"He plays power basketball; he's firm," Garnett said. "Sometimes we lack that. He came in and was very firm; not only with his fouls but with his shows (defensively) and we communicate really well. It was good; good to work with him."

Patriots list nine as questionable, including Bennett, Edelman and Collins


Patriots list nine as questionable, including Bennett, Edelman and Collins

FOXBORO -- The Patriots listed nine players on their injury report after Friday's practice, deeming them all "questionable" for Sunday's game against the Steelers. 

The most notable names on the list are those of tight end Martellus Bennett, linebacker Jamie Collins and receiver Julian Edelman.

Bennett and Collins have been listed on the injury report since before last weekend's win over the Bengals. Bennett was able to play through his ankle issue, whereas Collins dealt with a hip injury that kept him out. Edelman, meanwhile, has been on the injury report since prior to New England's Week 5 win over Cleveland, but he has played in 81 percent of his team's offensive snaps over the last two weeks.

Patriots rookie linebacker Elandon Roberts, who has opened some eyes with his play over the course of the last two weeks, is also listed as questionable due to an ankle issue. Bill Belichick's club could be left thin at the linebacker level should both Roberts and Collins be at all limited, potentially leaving Barkevious Mingo, Rob Ninkovich and Shea McClellin to see more time next to Dont'a Hightower as off-the-line 'backers. 


TE Martellus Bennett (ankle)
RB Brandon Bolden (knee)
LB Jamie Collins (hip)
WR Julian Edelman (foot)
DL Woodrow Hamilton (shoulder)
LB Shea McClellin (concussion)
WR Malcolm Mitchell (hamstring)
LB Elandon Roberts (ankle)
DL Vincent Valentine (back)


T Marcus Gilbert (ankle)
DE Cameron Heyward (hamstring)
QB Ben Roethlisberger (left knee)
S Shamarko Thomas (groin)
C Cody Wallace (knee)
WR Markus Wheaton (shoulder)
RB DeAngelo Williams (knee)

Smart yet to be ruled out of Celtics’ opener


Smart yet to be ruled out of Celtics’ opener

WALTHAM, Mass. – Marcus Smart remains out with a left ankle sprain injury sustained earlier this week, but has yet to be ruled out for the season opener against Brooklyn next week.

An MRI came back negative on Smart’s ankle, which was good news.

But there’s still a high level of uncertainty as to whether Smart will heal in time for the team’s opener at home against Brooklyn on Wednesday night.

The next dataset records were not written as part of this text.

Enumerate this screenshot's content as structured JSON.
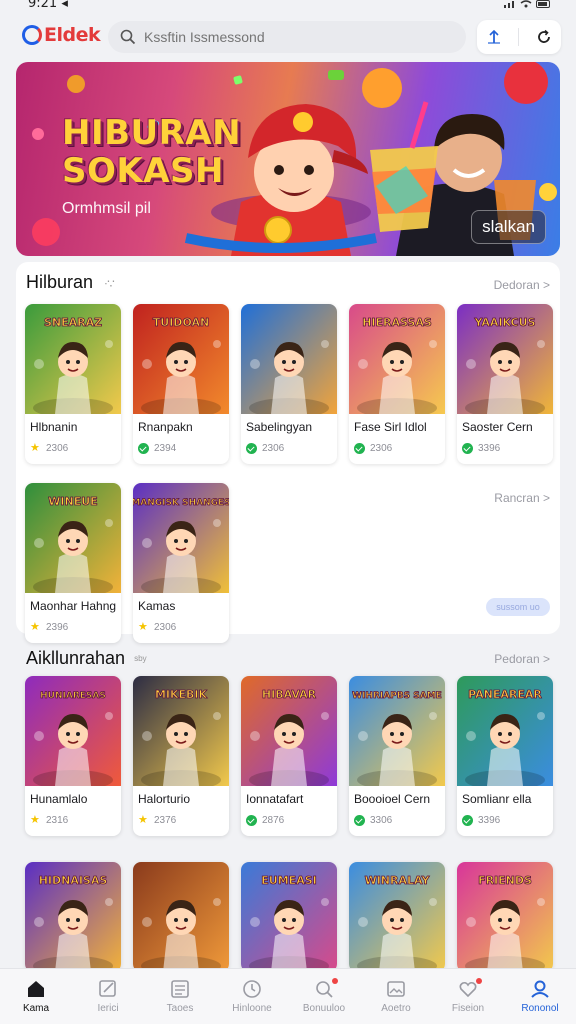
{
  "status": {
    "time": "9:21 ◂"
  },
  "brand": {
    "logo_text": "Eldek"
  },
  "search": {
    "placeholder": "Kssftin Issmessond"
  },
  "hero": {
    "title_line1": "HIBURAN",
    "title_line2": "SOKASH",
    "subtitle": "Ormhmsil pil",
    "badge": "slalkan"
  },
  "section1": {
    "title": "Hilburan",
    "title_suffix": "ᐧ∵",
    "more": "Dedoran >",
    "more2": "Rancran >",
    "button": "sussom uo",
    "cards": [
      {
        "title": "Hlbnanin",
        "rating": "2306",
        "badge": "star",
        "thumb_text": "SNEARAZ",
        "c1": "#3a9b3c",
        "c2": "#f2c94c"
      },
      {
        "title": "Rnanpakn",
        "rating": "2394",
        "badge": "ok",
        "thumb_text": "TUIDOAN",
        "c1": "#c0221f",
        "c2": "#f28a2c"
      },
      {
        "title": "Sabelingyan",
        "rating": "2306",
        "badge": "ok",
        "thumb_text": "",
        "c1": "#1f6fd8",
        "c2": "#f2a43a"
      },
      {
        "title": "Fase Sirl Idlol",
        "rating": "2306",
        "badge": "ok",
        "thumb_text": "HIERASSAS",
        "c1": "#d84a8a",
        "c2": "#f6c94f"
      },
      {
        "title": "Saoster Cern",
        "rating": "3396",
        "badge": "ok",
        "thumb_text": "YAAIKCUS",
        "c1": "#7b2ec4",
        "c2": "#f0b638"
      },
      {
        "title": "Maonhar Hahng",
        "rating": "2396",
        "badge": "star",
        "thumb_text": "WINEUE",
        "c1": "#2e8f3c",
        "c2": "#f2b23a"
      },
      {
        "title": "Kamas",
        "rating": "2306",
        "badge": "star",
        "thumb_text": "MANGISK SHANGES",
        "c1": "#5a2ec4",
        "c2": "#f0c038"
      }
    ]
  },
  "section2": {
    "title": "Aikllunrahan",
    "title_suffix": "ˢᵇʸ",
    "more": "Pedoran >",
    "cards": [
      {
        "title": "Hunamlalo",
        "rating": "2316",
        "badge": "star",
        "thumb_text": "HUNIARESAS",
        "c1": "#8e2bbd",
        "c2": "#f05a3a"
      },
      {
        "title": "Halorturio",
        "rating": "2376",
        "badge": "star",
        "thumb_text": "MIKEBIK",
        "c1": "#2c2c44",
        "c2": "#f2c94c"
      },
      {
        "title": "Ionnatafart",
        "rating": "2876",
        "badge": "ok",
        "thumb_text": "HIBAVAR",
        "c1": "#e06a28",
        "c2": "#8e3ad8"
      },
      {
        "title": "Boooioel Cern",
        "rating": "3306",
        "badge": "ok",
        "thumb_text": "WIHRIAPBS SAME",
        "c1": "#3b8de0",
        "c2": "#f2c94c"
      },
      {
        "title": "Somlianr ella",
        "rating": "3396",
        "badge": "ok",
        "thumb_text": "PANEAREAR",
        "c1": "#2e9a5a",
        "c2": "#3b8de0"
      }
    ]
  },
  "section3": {
    "cards": [
      {
        "thumb_text": "HIDNAISAS",
        "c1": "#5a2ec4",
        "c2": "#f2b23a"
      },
      {
        "thumb_text": "",
        "c1": "#8a3a1c",
        "c2": "#f09a3a"
      },
      {
        "thumb_text": "EUMEASI",
        "c1": "#3a7ad8",
        "c2": "#d84a8a"
      },
      {
        "thumb_text": "WINRALAY",
        "c1": "#3b8de0",
        "c2": "#f2c94c"
      },
      {
        "thumb_text": "FRIENDS",
        "c1": "#d8359a",
        "c2": "#f2c94c"
      }
    ]
  },
  "nav": [
    {
      "label": "Kama",
      "icon": "home-icon"
    },
    {
      "label": "Ierici",
      "icon": "edit-icon"
    },
    {
      "label": "Taoes",
      "icon": "list-icon"
    },
    {
      "label": "Hinloone",
      "icon": "clock-icon"
    },
    {
      "label": "Bonuuloo",
      "icon": "search-icon"
    },
    {
      "label": "Aoetro",
      "icon": "image-icon"
    },
    {
      "label": "Fiseion",
      "icon": "heart-icon"
    },
    {
      "label": "Rononol",
      "icon": "user-icon"
    }
  ],
  "colors": {
    "accent": "#2563d8",
    "brand_red": "#e33b3b",
    "star": "#f5c400",
    "ok": "#21b350"
  }
}
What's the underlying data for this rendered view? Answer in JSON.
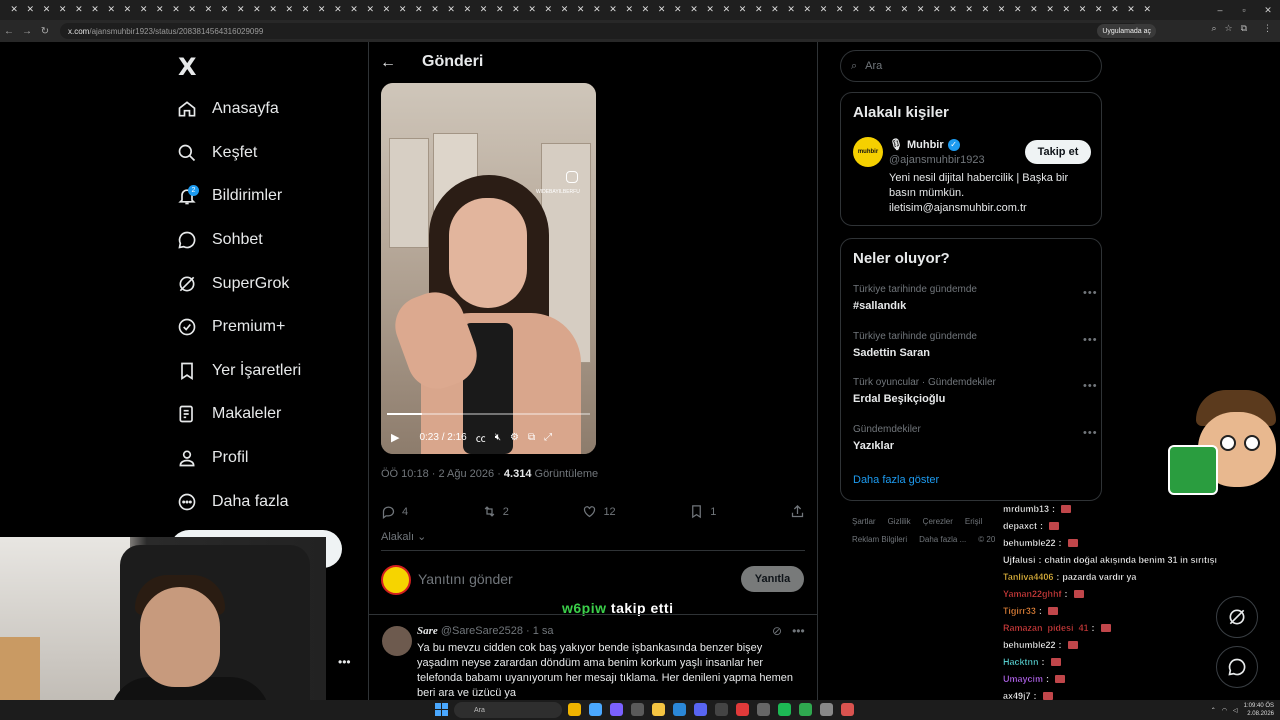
{
  "browser": {
    "url_host": "x.com",
    "url_path": "/ajansmuhbir1923/status/2083814564316029099",
    "app_button": "Uygulamada aç"
  },
  "nav": {
    "logo": "X",
    "items": [
      {
        "label": "Anasayfa",
        "icon": "home-icon"
      },
      {
        "label": "Keşfet",
        "icon": "search-icon"
      },
      {
        "label": "Bildirimler",
        "icon": "bell-icon",
        "badge": "2"
      },
      {
        "label": "Sohbet",
        "icon": "chat-icon"
      },
      {
        "label": "SuperGrok",
        "icon": "grok-icon"
      },
      {
        "label": "Premium+",
        "icon": "premium-icon"
      },
      {
        "label": "Yer İşaretleri",
        "icon": "bookmark-icon"
      },
      {
        "label": "Makaleler",
        "icon": "article-icon"
      },
      {
        "label": "Profil",
        "icon": "profile-icon"
      },
      {
        "label": "Daha fazla",
        "icon": "more-icon"
      }
    ],
    "more_dots": "•••"
  },
  "post": {
    "page_title": "Gönderi",
    "video": {
      "time": "0:23 / 2:16",
      "progress": 0.17,
      "watermark": "WIDEBAYILBERFU"
    },
    "meta_time": "ÖÖ 10:18 · 2 Ağu 2026 · ",
    "meta_views": "4.314",
    "meta_views_label": " Görüntüleme",
    "replies": "4",
    "reposts": "2",
    "likes": "12",
    "bookmarks": "1",
    "related": "Alakalı",
    "reply_placeholder": "Yanıtını gönder",
    "reply_button": "Yanıtla"
  },
  "stream_overlay": {
    "follow_name": "w6piw",
    "follow_text": " takip etti"
  },
  "reply_tweet": {
    "name": "Sare",
    "handle": "@SareSare2528 · 1 sa",
    "text": "Ya bu mevzu cidden cok baş yakıyor bende işbankasında benzer bişey yaşadım neyse zarardan döndüm ama benim korkum yaşlı insanlar her telefonda babamı uyanıyorum her mesajı tıklama.  Her denileni yapma hemen beri ara ve üzücü ya"
  },
  "right": {
    "search_placeholder": "Ara",
    "relevant_title": "Alakalı kişiler",
    "relevant_person": {
      "name": "Muhbir",
      "handle": "@ajansmuhbir1923",
      "avatar_text": "muhbir",
      "follow_label": "Takip et",
      "bio": "Yeni nesil dijital habercilik | Başka bir basın mümkün. iletisim@ajansmuhbir.com.tr"
    },
    "trends_title": "Neler oluyor?",
    "trends": [
      {
        "context": "Türkiye tarihinde gündemde",
        "title": "#sallandık"
      },
      {
        "context": "Türkiye tarihinde gündemde",
        "title": "Sadettin Saran"
      },
      {
        "context": "Türk oyuncular · Gündemdekiler",
        "title": "Erdal Beşikçioğlu"
      },
      {
        "context": "Gündemdekiler",
        "title": "Yazıklar"
      }
    ],
    "show_more": "Daha fazla göster",
    "footer": [
      "Şartlar",
      "Gizlilik",
      "Çerezler",
      "Erişil",
      "Reklam Bilgileri",
      "Daha fazla ...",
      "© 20"
    ]
  },
  "chat": [
    {
      "user": "mrdumb13",
      "color": "#ffffff",
      "msg": ""
    },
    {
      "user": "depaxct",
      "color": "#ffffff",
      "msg": ""
    },
    {
      "user": "behumble22",
      "color": "#ffffff",
      "msg": ""
    },
    {
      "user": "Ujfalusi",
      "color": "#ffffff",
      "msg": "chatin doğal akışında benim 31 in sırıtışı"
    },
    {
      "user": "Tanliva4406",
      "color": "#f5c542",
      "msg": "pazarda vardır ya"
    },
    {
      "user": "Yaman22ghhf",
      "color": "#e04040",
      "msg": ""
    },
    {
      "user": "Tigirr33",
      "color": "#f08a3c",
      "msg": ""
    },
    {
      "user": "Ramazan_pidesi_41",
      "color": "#e04040",
      "msg": ""
    },
    {
      "user": "behumble22",
      "color": "#ffffff",
      "msg": ""
    },
    {
      "user": "Hacktnn",
      "color": "#5ee0e0",
      "msg": ""
    },
    {
      "user": "Umaycim",
      "color": "#c06bff",
      "msg": ""
    },
    {
      "user": "ax49j7",
      "color": "#ffffff",
      "msg": ""
    }
  ],
  "taskbar": {
    "search": "Ara",
    "time": "1:09:40 ÖS",
    "date": "2.08.2026"
  }
}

He sprained the left ankle in the second quarter of a 121-96 loss to the New York Knicks on Wednesday when he stepped on the foot of Knicks guard Justin Holiday.

Smart fell to the floor and was helped to his feet by teammates Avery Bradley and Isaiah Thomas in addition to the team’s head trainer Ed Lacerte.

The Celtics are indeed hopeful he will heal in time to play next week, but league sources indicate it’s doubtful due to the nature of the injury and Smart’s history with left ankle sprains.

He sustained one in his rookie season and it kept him out for several weeks and he has had a few minor ankle sprains since then.

Even if he shows signs of being healthy enough to play prior to the opener, the Celtics are likely to be overly cautious to best insure that when he does return he does not re-aggravate the ankle.

Smart appeared in all seven preseason games for the Celtics this season, averaging 8.1 points, 2.7 rebounds, 2.9 assists and 1.6 steals per game. Smart shot 42 percent from the field, but struggled mightily from 3-point range while connecting on just 13.6 percent of his 3-point shot attempts.

If Smart is unable to play in the opener or potentially longer, look for the Celtics to lean heavily on Terry Rozier who has been the breakout performer for Boston in the summer and in camp.

“I’m just trying to do whatever they need me to do, to help us win games,” Rozier told CSNNE.com. “I’m feeling good, real good about where my game’s at now. Obviously we’re a better team in every way, with Marcus out there. But if he’s not ready to go, the next man up has to get the job done. If that’s me, it’s me. I’ll be ready.”